Other moms with children on the Autism Spectrum have all mentioned some of these exact behaviors, and while Autism isn’t an excuse, it was sure an answer for us. We knew better how to approach situations with Miles.

We turned to our local school district for further the evaluation. We live in California, where there is an amazing early intervention program for kids who need a little boost getting prepared for school. After assessments by different therapists, Miles was diagnosed with High Functioning Autism Disorder. He will get to go to special classes with peers who have the same types of processing disorders, and teachers and therapists who understand and know how to help.
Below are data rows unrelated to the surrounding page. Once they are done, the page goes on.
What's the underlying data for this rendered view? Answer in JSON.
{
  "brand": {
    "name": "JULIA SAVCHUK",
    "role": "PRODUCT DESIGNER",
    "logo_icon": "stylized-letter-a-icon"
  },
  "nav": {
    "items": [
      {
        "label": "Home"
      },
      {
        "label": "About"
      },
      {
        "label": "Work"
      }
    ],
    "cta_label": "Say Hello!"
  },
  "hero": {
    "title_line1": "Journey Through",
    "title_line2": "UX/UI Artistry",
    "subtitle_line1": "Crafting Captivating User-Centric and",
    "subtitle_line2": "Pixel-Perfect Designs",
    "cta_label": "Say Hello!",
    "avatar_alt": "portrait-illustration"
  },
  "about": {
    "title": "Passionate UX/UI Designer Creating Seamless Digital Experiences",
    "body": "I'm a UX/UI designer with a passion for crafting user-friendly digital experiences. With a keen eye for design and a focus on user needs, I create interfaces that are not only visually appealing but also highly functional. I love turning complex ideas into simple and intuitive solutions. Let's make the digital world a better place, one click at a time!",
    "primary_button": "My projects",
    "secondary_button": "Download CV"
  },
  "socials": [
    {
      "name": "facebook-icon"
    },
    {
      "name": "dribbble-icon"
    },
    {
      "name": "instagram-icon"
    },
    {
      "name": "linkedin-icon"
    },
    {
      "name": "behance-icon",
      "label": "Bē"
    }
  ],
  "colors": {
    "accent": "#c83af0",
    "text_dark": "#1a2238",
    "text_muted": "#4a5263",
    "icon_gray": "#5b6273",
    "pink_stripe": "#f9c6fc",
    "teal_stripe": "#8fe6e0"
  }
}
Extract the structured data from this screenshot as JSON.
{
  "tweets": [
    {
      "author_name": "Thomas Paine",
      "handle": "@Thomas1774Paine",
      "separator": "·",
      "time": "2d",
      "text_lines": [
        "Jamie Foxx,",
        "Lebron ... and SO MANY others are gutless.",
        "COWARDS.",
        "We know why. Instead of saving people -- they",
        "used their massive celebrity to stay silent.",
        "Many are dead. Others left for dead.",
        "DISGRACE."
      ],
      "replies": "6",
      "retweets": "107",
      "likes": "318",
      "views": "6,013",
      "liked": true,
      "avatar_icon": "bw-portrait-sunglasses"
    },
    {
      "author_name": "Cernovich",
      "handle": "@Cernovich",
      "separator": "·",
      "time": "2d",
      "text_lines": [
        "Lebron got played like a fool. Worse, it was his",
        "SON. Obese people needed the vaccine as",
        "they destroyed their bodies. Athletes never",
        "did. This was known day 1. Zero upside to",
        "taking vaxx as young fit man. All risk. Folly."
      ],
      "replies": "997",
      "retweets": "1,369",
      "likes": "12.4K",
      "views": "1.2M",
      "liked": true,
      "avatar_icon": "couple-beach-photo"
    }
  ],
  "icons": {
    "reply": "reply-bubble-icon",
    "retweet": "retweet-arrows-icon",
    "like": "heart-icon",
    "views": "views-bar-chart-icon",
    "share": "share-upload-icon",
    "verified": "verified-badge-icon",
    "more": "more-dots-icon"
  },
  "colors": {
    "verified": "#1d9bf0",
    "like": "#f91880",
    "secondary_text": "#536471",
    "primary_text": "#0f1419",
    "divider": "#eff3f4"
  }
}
In the mean time, we are slowly sharing his diagnosis with friends and family. It’s a hard thing to tell the people who love him so dearly. Not because we are afraid, but because so far we have seen a lot of negativity towards his diagnosis. So many people hear the word “Autism” and they have an image in their mind of what that means. I was one of those people before this journey. What so many people don’t know is that Autism is not a black and white disorder, where you either have it or you don’t. Quite the opposite. Autism Spectrum Disorder is all kinds of shades of grey. For Miles, Autism means he can’t have back and forth communication. It means he can’t handle loud noises or crowds, or look us in the eyes. It means so many things, but what it means most is that it is what makes Miles who he is. I can’t imagine a day without hearing an entire scene from Cars in his adorable voice, I can’t imagine the fun little games we play in silence, and I absolutely can’t imagine a better little boy for me.

We have found little things to keep ourselves from getting frustrated. We speak in a little bit louder of a voice when we need Miles’s attention. He responds the second or third time that way, rather than the 15th. We let him sit on the edge of his chair at dinner which keeps him from wandering, and we just know we have to remind him for every single bite, but it has become routine and no longer a frustration. We bring the iPad with us when we go to stores or restaurants to keep him calm and from getting overwhelmed by the people around us, and we have learned many techniques to help him calm down from a complete breakdown, or even avoid one completely!

This is not the end to Miles’s story. Far from it. We are only beginning the journey of his exceptional life, and we have much to learn. I look forward to connecting with other parents of children with Autism, and to hopefully share our story along the way.

A few great books I have read and reccomend are:

Louder Than Words & Mother Warriors by Jenny McCarthy
Ten Things Every Child With Autism Wishes You Knew by Ellen Notbohm

If your child has been recently diagnosed, or you believe that your child is showing signs of Autism, PLEASE take the time to download the 100 Day Kit from Autism Speaks. This PDF book is an amazing collection of info, personal stories, and advice on how to receive services! You have to give your email address to download it, but please take the time to read this if you have ANY questions, or if family or friends need more info.

If you would like more information on Autism, please check out Autism Speaks